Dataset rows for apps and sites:

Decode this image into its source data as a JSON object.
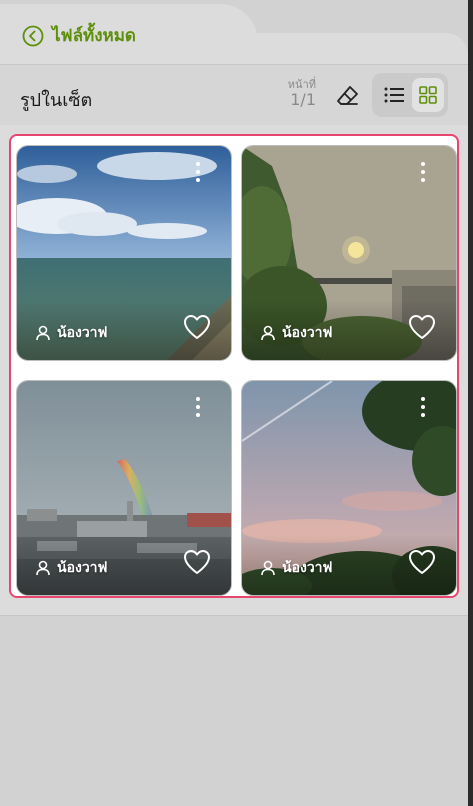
{
  "header": {
    "back_label": "ไฟล์ทั้งหมด",
    "back_icon": "chevron-left-circle-icon"
  },
  "toolbar": {
    "title": "รูปในเซ็ต",
    "page_label": "หน้าที่",
    "page_value": "1/1",
    "edit_icon": "eraser-icon",
    "view_modes": [
      "list",
      "grid"
    ],
    "active_view": "grid"
  },
  "photos": [
    {
      "owner": "น้องวาฟ",
      "scene": "sea and cloudy sky",
      "favorited": false
    },
    {
      "owner": "น้องวาฟ",
      "scene": "hazy sun over trees and rooftop",
      "favorited": false
    },
    {
      "owner": "น้องวาฟ",
      "scene": "rainbow over city skyline",
      "favorited": false
    },
    {
      "owner": "น้องวาฟ",
      "scene": "pink evening sky with trees",
      "favorited": false
    }
  ],
  "colors": {
    "accent_green": "#5e8f0b",
    "selection_border": "#e8466e",
    "background": "#d2d2d2"
  }
}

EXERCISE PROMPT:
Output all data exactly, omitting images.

ANSWER TO THIS PROBLEM:
Decode this image into its source data as a JSON object.
{
  "header": {
    "back_label": "ไฟล์ทั้งหมด",
    "back_icon": "chevron-left-circle-icon"
  },
  "toolbar": {
    "title": "รูปในเซ็ต",
    "page_label": "หน้าที่",
    "page_value": "1/1",
    "edit_icon": "eraser-icon",
    "view_modes": [
      "list",
      "grid"
    ],
    "active_view": "grid"
  },
  "photos": [
    {
      "owner": "น้องวาฟ",
      "scene": "sea and cloudy sky",
      "favorited": false
    },
    {
      "owner": "น้องวาฟ",
      "scene": "hazy sun over trees and rooftop",
      "favorited": false
    },
    {
      "owner": "น้องวาฟ",
      "scene": "rainbow over city skyline",
      "favorited": false
    },
    {
      "owner": "น้องวาฟ",
      "scene": "pink evening sky with trees",
      "favorited": false
    }
  ],
  "colors": {
    "accent_green": "#5e8f0b",
    "selection_border": "#e8466e",
    "background": "#d2d2d2"
  }
}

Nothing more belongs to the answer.